··· Records to use ···

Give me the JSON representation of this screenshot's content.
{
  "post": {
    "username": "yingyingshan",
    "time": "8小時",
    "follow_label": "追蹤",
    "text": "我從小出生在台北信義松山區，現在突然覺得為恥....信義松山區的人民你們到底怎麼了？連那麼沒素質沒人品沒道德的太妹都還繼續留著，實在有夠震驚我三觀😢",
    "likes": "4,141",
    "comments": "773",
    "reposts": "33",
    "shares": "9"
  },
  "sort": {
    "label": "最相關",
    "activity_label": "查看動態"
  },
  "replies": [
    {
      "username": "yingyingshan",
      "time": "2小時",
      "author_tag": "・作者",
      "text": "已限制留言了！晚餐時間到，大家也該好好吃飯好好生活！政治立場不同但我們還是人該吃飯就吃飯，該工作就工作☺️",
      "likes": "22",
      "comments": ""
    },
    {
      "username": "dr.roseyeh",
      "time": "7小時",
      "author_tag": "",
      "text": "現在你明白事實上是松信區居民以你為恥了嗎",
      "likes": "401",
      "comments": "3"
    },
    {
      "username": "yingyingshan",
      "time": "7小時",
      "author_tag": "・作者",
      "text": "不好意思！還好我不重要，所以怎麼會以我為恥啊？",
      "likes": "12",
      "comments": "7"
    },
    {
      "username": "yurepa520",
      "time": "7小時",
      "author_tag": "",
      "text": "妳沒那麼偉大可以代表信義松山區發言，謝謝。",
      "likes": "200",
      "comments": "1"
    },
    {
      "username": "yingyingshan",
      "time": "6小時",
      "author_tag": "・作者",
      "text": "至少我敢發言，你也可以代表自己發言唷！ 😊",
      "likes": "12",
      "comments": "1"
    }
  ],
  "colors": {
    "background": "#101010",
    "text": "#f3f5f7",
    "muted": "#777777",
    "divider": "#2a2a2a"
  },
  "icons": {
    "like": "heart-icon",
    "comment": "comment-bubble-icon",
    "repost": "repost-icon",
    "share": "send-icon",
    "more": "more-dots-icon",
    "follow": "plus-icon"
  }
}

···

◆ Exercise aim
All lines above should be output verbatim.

◆ Task solution
Give me the JSON representation of this screenshot's content.
{
  "post": {
    "username": "yingyingshan",
    "time": "8小時",
    "follow_label": "追蹤",
    "text": "我從小出生在台北信義松山區，現在突然覺得為恥....信義松山區的人民你們到底怎麼了？連那麼沒素質沒人品沒道德的太妹都還繼續留著，實在有夠震驚我三觀😢",
    "likes": "4,141",
    "comments": "773",
    "reposts": "33",
    "shares": "9"
  },
  "sort": {
    "label": "最相關",
    "activity_label": "查看動態"
  },
  "replies": [
    {
      "username": "yingyingshan",
      "time": "2小時",
      "author_tag": "・作者",
      "text": "已限制留言了！晚餐時間到，大家也該好好吃飯好好生活！政治立場不同但我們還是人該吃飯就吃飯，該工作就工作☺️",
      "likes": "22",
      "comments": ""
    },
    {
      "username": "dr.roseyeh",
      "time": "7小時",
      "author_tag": "",
      "text": "現在你明白事實上是松信區居民以你為恥了嗎",
      "likes": "401",
      "comments": "3"
    },
    {
      "username": "yingyingshan",
      "time": "7小時",
      "author_tag": "・作者",
      "text": "不好意思！還好我不重要，所以怎麼會以我為恥啊？",
      "likes": "12",
      "comments": "7"
    },
    {
      "username": "yurepa520",
      "time": "7小時",
      "author_tag": "",
      "text": "妳沒那麼偉大可以代表信義松山區發言，謝謝。",
      "likes": "200",
      "comments": "1"
    },
    {
      "username": "yingyingshan",
      "time": "6小時",
      "author_tag": "・作者",
      "text": "至少我敢發言，你也可以代表自己發言唷！ 😊",
      "likes": "12",
      "comments": "1"
    }
  ],
  "colors": {
    "background": "#101010",
    "text": "#f3f5f7",
    "muted": "#777777",
    "divider": "#2a2a2a"
  },
  "icons": {
    "like": "heart-icon",
    "comment": "comment-bubble-icon",
    "repost": "repost-icon",
    "share": "send-icon",
    "more": "more-dots-icon",
    "follow": "plus-icon"
  }
}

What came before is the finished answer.